Overall, this is a strange sequel to the original. I stand by my assessment that it feels almost lacking in confidence, and as such I find it very difficult to rate. Were I to rate each individual part, I’d give ADTKF 3 changs, as it is clearly aiming at being Sin City’s Farewell, My Lovely. I’d go as high as 2 for LBN and I think, all things considered, I’d Orangutan of Doom NR. However, I’ve only got one film to assess and rate here, so I’m going with 1.5 Femme Fatales out of a possible 4. Disappointing, or rather it would be if I had held any decent expectations for it.

1.5ff

Next up is one of the aforementioned trio, probably Premium Rush.

Until then,

Jarv

Jarv's Birthday

Advertisements

Tags: , , , , , , , , , , , , , , , , , , , , , , , ,

About Jarv

Workshy cynic, given to posting reams of nonsense on the internet and watching films that have inexplicably got a piss poor reputation.

11 responses to “The Return of Jarv’s Birthday Series- Sin City: A Dame to Kill For (2014)”

  1. just pillow talk says :

    I haven’t seen this all the way through, but Green did seem the best part of it, along with Brolin. Never a huge fan of the first anyway.

  2. M. Blitz says :

    Yeah, this really woulda benefited from being released in 2008. Dude takes his time i guess.

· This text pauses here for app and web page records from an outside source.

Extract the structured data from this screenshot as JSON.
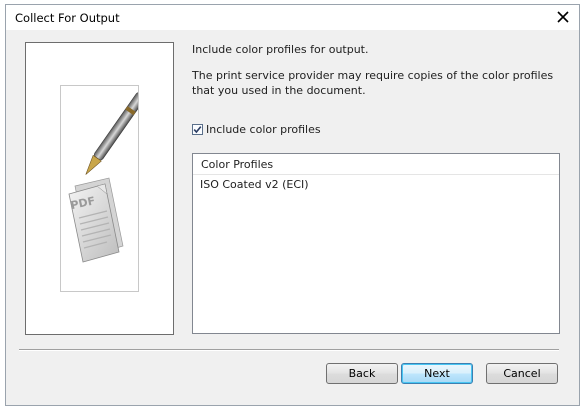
{
  "window": {
    "title": "Collect For Output",
    "close_glyph": "✕"
  },
  "artwork": {
    "icon": "pdf-document-with-pen-illustration",
    "label": "PDF"
  },
  "content": {
    "heading": "Include color profiles for output.",
    "description": "The print service provider may require copies of the color profiles that you used in the document.",
    "checkbox": {
      "label": "Include color profiles",
      "checked": true
    },
    "profiles": {
      "header": "Color Profiles",
      "items": [
        "ISO Coated v2 (ECI)"
      ]
    }
  },
  "buttons": {
    "back": "Back",
    "next": "Next",
    "cancel": "Cancel"
  },
  "colors": {
    "default_button_border": "#3c7fb1",
    "checkmark": "#2b3d63"
  }
}
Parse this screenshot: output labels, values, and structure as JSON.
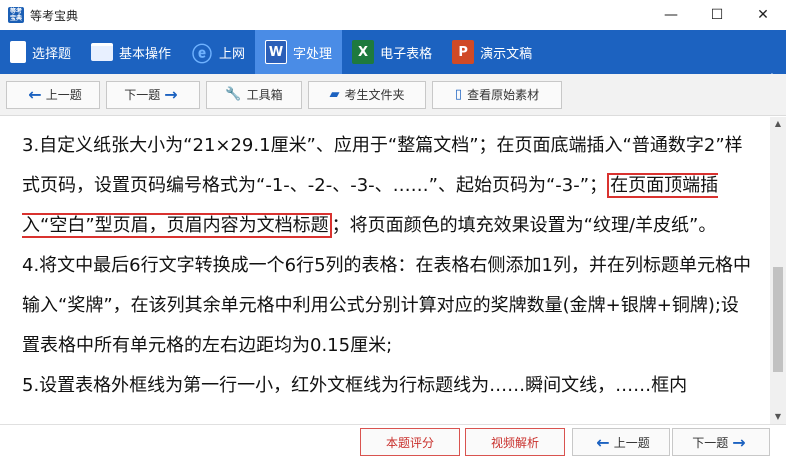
{
  "window": {
    "title": "等考宝典",
    "icon_text": "等考宝典",
    "controls": [
      "—",
      "☐",
      "✕"
    ]
  },
  "nav": {
    "items": [
      {
        "label": "选择题",
        "icon": "select-icon"
      },
      {
        "label": "基本操作",
        "icon": "window-icon"
      },
      {
        "label": "上网",
        "icon": "internet-icon"
      },
      {
        "label": "字处理",
        "icon": "word-icon",
        "icon_text": "W"
      },
      {
        "label": "电子表格",
        "icon": "excel-icon",
        "icon_text": "X"
      },
      {
        "label": "演示文稿",
        "icon": "ppt-icon",
        "icon_text": "P"
      }
    ],
    "active": "字处理",
    "pin": "⊣"
  },
  "toolbar": {
    "prev": "上一题",
    "next": "下一题",
    "tools": "工具箱",
    "student_folder": "考生文件夹",
    "view_source": "查看原始素材"
  },
  "content": {
    "p1_a": "3.自定义纸张大小为“21×29.1厘米”、应用于“整篇文档”；在页面底端插入“普通数字2”样式页码，设置页码编号格式为“-1-、-2-、-3-、……”、起始页码为“-3-”；",
    "p1_highlight": "在页面顶端插入“空白”型页眉，页眉内容为文档标题",
    "p1_b": "；将页面颜色的填充效果设置为“纹理/羊皮纸”。",
    "p2": "4.将文中最后6行文字转换成一个6行5列的表格：在表格右侧添加1列，并在列标题单元格中输入“奖牌”，在该列其余单元格中利用公式分别计算对应的奖牌数量(金牌+银牌+铜牌);设置表格中所有单元格的左右边距均为0.15厘米;",
    "p3": "5.设置表格外框线为第一行一小，红外文框线为行标题线为……瞬间文线，……框内"
  },
  "bottom": {
    "score": "本题评分",
    "video": "视频解析",
    "prev": "上一题",
    "next": "下一题"
  },
  "colors": {
    "nav_bg": "#1c62c0",
    "nav_active": "#4a8ce6",
    "highlight_border": "#d9322f"
  }
}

  3. Judge Droid says :

    The first one worked because the visuals made it unique. The stories really aren’t that great. The one with Clive Owen is pretty bad. But the visual style of the movie elevated it as a whole. This one is a failure because two of the stories are terrible, but I think more importantly, the visuals are no longer unique and therefore capable of overcoming the stories. It’s like that Machete movie. It’s entertaining for 20 minutes but then we’re over the joke, which is the only thing the movie had going for it. It’s crazy to think they made two of them.

    • Judge Droid says :

      Ignore me. I realise I’ve pretty much just paraphrased your review.

      • Jarv says :

        I’m starting to think that Sin City would have made a pretty kick ass 8 episode TV series. Too late now, of course, and who really wants to see another dip back into Basin City?

        I honestly think they would have been on to something here if they had just done ADTKF. There’s plenty of material that could have done with expansion, and some jarring time jumps in it. They could easily have made 80-90 minutes on this story alone, and it’s by far the strongest Sin City story. However, they didn’t, and packed it in with a whole load of shit and the visual are too dated to disguise the sheer wankness of the NR storyline.

      • Jarv says :

        And, the more I think about it, the more I’d like to see a “new” adaptation of Farewell, My Lovely with Green as Velma. No idea who you cast as Marlowe though.

  4. tombando says :

    Gave this a miss miss, can’t see why I’d watch. Liked the look of the original and the Marv story but little else. Cast here- Brolin, Boothe, Marv, are all fine am sure, but as the rest said-this needed to be out while W was still in the WH.

    • Jarv says :

      Basically, in a nutshell.

      There’s no reason for anyone to see this film. There might have been a reason to see a full length ADTKF, if you like noir, but not this mess.

  5. Continentalop says :

    Never could get through the original SIN CITY. I never could stand self-aware neo-noir that think it is the trappings/fashions/style that makes them noirs (which is one of the reasons I prefer Veronic Mars way more than I do the
    horrible BRICK).

    Drag Noir.

Leave a Reply

Fill in your details below or click an icon to log in:

WordPress.com Logo

You are commenting using your WordPress.com account. Log Out / Change )

Twitter picture

You are commenting using your Twitter account. Log Out / Change )

Facebook photo

You are commenting using your Facebook account. Log Out / Change )

Google+ photo

You are commenting using your Google+ account. Log Out / Change )

Connecting to %s

%d bloggers like this: